Aim of the exercise: As the answer, give every line of the records that includes the word "text".

Data records for software interfaces:
____

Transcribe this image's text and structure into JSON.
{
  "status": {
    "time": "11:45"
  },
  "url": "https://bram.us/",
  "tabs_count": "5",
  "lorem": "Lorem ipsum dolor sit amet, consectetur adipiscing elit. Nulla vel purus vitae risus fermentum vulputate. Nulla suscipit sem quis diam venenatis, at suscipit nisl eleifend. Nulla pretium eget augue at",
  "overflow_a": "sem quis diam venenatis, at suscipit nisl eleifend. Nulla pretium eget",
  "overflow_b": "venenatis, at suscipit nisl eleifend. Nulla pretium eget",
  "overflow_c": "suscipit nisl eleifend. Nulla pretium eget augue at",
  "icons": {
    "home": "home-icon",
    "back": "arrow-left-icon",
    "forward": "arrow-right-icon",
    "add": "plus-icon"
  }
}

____

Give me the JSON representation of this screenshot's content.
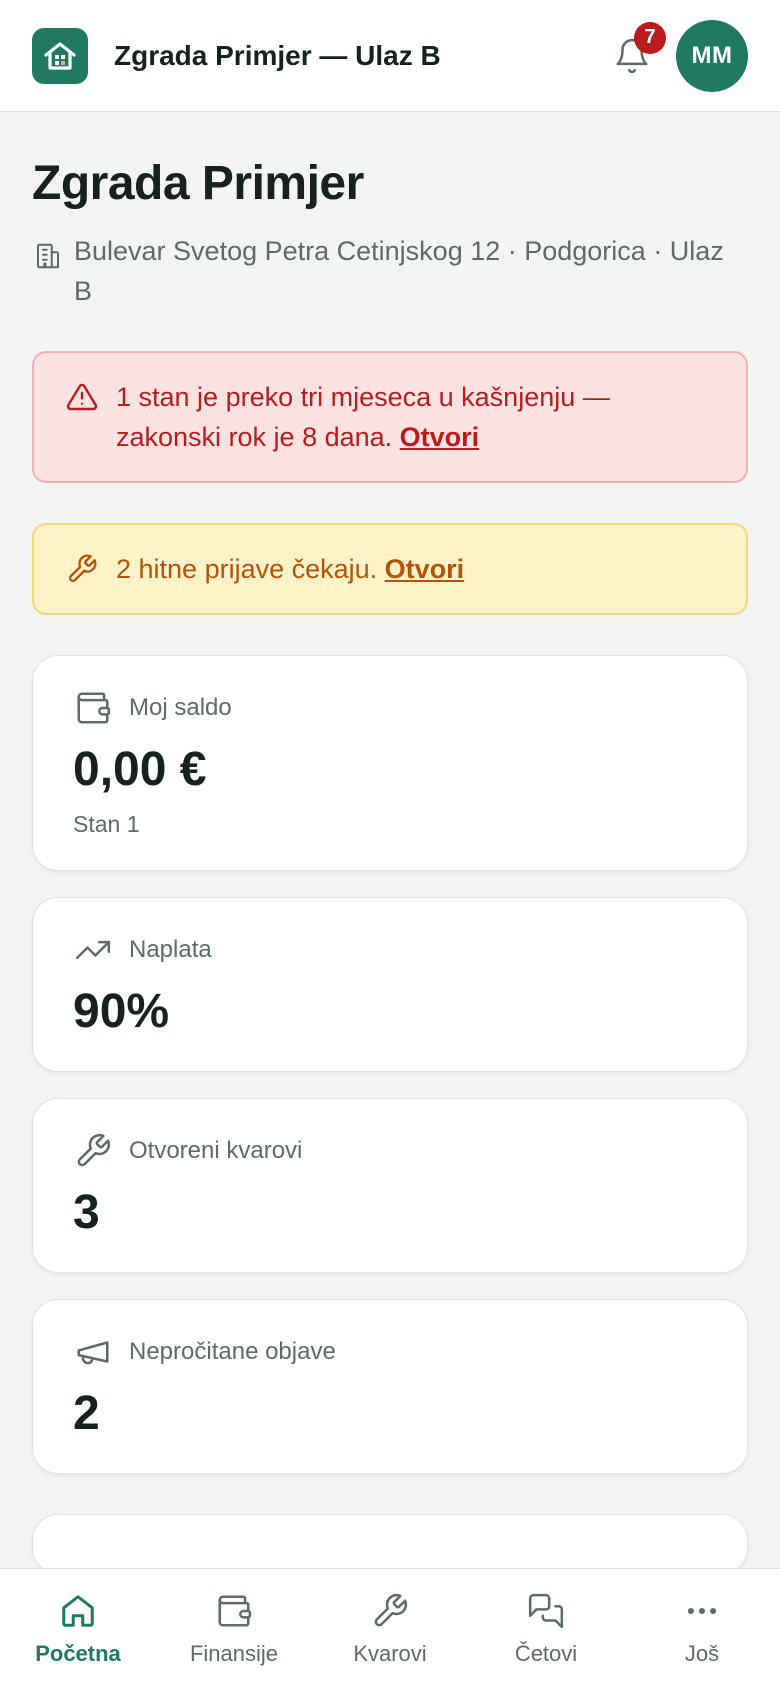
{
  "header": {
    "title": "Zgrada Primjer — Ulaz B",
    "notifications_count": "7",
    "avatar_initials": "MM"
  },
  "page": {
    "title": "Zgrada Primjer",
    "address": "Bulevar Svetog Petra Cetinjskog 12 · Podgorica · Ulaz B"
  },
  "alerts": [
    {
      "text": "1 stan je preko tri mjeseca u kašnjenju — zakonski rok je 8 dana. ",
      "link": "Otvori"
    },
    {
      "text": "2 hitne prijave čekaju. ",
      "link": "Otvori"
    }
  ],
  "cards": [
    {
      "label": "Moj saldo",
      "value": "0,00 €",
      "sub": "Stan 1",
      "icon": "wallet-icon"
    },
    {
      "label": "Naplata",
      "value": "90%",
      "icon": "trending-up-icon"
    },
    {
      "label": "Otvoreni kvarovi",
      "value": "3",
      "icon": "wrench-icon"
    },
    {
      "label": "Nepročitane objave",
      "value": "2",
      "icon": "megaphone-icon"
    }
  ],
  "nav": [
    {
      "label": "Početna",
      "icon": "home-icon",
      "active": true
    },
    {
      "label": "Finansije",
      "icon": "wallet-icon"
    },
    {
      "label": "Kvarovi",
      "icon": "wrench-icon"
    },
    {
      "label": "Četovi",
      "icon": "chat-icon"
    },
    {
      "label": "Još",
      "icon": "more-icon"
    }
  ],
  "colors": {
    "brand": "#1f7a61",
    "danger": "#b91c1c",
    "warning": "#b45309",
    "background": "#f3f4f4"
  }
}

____

Expected answer:
Transcribe this image's text and structure into JSON.
      "text": "1 stan je preko tri mjeseca u kašnjenju — zakonski rok je 8 dana. ",
      "text": "2 hitne prijave čekaju. ",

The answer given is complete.